_PROBLEM DETAILS_
Report each line of the data below in which "subtitle" appears.

Stored items from a collection:

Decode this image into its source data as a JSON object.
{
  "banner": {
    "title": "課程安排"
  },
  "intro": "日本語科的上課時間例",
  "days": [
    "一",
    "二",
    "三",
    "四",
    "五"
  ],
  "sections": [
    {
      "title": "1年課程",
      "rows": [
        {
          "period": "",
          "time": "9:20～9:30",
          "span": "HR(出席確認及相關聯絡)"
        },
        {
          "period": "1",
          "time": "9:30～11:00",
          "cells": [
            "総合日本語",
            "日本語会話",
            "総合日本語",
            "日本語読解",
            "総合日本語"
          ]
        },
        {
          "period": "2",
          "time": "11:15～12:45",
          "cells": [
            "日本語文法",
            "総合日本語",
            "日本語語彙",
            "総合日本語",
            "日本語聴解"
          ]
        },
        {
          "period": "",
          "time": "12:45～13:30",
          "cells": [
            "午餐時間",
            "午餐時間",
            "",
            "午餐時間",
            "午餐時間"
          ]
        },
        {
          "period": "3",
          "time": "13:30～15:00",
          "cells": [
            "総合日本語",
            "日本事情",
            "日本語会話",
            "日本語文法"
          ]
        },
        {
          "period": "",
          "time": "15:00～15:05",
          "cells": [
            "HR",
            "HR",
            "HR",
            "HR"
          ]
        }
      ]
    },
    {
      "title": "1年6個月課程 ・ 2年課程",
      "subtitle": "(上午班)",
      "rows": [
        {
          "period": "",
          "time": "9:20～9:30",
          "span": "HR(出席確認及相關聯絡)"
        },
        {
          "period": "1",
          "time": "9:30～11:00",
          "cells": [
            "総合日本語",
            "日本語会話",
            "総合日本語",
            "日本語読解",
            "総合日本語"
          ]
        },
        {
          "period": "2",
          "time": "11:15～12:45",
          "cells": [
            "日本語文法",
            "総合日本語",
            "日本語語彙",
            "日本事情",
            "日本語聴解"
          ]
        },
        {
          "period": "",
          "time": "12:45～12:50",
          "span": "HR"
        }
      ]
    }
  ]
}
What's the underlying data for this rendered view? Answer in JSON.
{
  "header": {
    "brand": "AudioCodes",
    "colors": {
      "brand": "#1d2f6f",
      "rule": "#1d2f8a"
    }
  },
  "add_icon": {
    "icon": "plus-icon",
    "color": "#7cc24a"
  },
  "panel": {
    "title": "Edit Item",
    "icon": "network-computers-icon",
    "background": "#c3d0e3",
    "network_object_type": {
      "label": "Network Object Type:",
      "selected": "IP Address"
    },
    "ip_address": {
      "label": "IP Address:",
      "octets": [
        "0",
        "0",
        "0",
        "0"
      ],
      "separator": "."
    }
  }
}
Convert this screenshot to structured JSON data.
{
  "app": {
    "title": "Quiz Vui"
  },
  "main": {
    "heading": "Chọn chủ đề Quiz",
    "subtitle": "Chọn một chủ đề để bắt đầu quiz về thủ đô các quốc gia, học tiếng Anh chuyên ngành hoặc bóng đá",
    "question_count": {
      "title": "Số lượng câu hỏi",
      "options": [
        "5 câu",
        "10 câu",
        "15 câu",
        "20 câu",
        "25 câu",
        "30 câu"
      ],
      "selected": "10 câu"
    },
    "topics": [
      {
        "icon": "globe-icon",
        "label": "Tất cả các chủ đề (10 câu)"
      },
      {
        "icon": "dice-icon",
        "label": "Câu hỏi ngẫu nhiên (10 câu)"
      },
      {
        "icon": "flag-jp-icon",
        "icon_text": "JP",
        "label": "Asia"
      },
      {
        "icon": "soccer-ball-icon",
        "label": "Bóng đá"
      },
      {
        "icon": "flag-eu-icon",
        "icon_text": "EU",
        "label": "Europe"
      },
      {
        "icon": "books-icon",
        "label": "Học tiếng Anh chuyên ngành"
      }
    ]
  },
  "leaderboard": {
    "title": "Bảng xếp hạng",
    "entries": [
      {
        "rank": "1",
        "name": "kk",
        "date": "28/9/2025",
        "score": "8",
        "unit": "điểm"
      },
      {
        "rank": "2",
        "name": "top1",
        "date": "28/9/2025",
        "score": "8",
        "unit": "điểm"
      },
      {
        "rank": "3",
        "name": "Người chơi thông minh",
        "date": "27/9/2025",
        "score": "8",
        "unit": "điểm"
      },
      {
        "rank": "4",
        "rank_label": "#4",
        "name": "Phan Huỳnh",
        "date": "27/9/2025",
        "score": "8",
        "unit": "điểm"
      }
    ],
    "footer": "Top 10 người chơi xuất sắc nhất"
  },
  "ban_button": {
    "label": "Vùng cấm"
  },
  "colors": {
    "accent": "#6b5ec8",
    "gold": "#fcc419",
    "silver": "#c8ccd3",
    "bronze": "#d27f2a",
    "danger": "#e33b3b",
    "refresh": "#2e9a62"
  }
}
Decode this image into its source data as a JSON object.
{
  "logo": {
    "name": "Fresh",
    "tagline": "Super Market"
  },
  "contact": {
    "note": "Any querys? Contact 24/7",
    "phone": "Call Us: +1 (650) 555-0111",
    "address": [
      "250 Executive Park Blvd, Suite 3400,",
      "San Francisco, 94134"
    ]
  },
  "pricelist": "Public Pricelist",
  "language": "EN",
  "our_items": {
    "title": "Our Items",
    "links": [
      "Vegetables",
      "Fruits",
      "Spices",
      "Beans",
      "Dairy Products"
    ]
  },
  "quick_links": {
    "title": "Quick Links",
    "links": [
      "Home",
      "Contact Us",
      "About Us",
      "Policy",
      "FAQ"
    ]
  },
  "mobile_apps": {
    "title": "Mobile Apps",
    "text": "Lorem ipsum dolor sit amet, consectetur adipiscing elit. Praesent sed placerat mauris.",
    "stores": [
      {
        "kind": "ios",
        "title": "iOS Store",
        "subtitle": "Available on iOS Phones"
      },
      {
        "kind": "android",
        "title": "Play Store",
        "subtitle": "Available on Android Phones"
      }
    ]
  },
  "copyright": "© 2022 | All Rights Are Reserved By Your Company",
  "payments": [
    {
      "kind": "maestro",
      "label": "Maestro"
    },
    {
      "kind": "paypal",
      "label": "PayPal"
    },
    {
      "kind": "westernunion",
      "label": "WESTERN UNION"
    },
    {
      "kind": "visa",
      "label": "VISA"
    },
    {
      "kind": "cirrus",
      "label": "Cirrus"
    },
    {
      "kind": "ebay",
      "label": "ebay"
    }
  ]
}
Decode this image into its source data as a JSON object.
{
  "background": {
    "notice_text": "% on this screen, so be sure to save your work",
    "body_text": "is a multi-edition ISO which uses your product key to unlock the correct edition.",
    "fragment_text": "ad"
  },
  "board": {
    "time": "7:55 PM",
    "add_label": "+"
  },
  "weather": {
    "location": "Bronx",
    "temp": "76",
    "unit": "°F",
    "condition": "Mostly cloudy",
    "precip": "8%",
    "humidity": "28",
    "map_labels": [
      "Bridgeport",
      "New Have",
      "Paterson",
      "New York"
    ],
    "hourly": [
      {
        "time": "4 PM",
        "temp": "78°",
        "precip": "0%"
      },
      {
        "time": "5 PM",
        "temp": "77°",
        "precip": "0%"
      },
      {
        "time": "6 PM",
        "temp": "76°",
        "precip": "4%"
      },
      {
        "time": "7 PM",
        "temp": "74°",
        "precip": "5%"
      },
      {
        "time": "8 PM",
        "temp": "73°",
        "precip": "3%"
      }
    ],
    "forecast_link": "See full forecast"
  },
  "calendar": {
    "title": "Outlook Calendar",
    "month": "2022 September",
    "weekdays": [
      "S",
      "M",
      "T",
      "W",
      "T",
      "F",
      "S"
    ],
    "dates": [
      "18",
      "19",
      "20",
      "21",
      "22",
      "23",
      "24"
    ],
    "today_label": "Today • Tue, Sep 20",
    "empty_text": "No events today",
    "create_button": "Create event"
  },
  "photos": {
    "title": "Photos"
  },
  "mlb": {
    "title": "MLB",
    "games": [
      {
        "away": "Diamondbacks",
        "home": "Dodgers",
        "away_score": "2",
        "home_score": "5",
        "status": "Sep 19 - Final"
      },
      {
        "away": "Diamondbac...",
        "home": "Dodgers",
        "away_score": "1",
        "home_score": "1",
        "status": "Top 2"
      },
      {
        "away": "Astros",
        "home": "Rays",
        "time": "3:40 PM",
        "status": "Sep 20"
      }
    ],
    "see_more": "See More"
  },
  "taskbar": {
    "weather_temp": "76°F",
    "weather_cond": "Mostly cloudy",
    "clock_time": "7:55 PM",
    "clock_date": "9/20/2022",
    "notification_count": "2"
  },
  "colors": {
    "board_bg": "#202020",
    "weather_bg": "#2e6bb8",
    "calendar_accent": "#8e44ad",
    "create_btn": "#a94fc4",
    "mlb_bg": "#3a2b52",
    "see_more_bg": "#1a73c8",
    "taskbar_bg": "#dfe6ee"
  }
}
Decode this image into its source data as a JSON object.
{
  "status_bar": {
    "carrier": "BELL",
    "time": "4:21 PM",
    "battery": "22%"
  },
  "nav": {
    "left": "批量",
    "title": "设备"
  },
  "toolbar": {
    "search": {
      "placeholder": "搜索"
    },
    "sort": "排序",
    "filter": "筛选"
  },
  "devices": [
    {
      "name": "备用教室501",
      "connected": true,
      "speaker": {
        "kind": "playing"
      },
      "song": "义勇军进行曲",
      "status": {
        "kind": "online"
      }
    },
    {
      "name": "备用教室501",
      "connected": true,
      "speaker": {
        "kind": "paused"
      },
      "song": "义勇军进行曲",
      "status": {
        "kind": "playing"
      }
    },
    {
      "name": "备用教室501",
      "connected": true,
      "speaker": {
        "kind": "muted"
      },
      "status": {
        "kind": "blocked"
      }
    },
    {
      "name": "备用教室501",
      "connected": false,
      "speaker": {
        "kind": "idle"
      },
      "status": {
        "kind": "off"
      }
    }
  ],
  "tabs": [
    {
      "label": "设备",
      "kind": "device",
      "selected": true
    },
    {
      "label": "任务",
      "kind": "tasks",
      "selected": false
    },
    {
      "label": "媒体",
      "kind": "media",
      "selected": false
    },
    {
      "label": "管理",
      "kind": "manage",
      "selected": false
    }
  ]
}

_OUTPUT_
      "subtitle": "(上午班)",
    "subtitle": "Chọn một chủ đề để bắt đầu quiz về thủ đô các quốc gia, học tiếng Anh chuyên ngành hoặc bóng đá",
        "subtitle": "Available on iOS Phones"
        "subtitle": "Available on Android Phones"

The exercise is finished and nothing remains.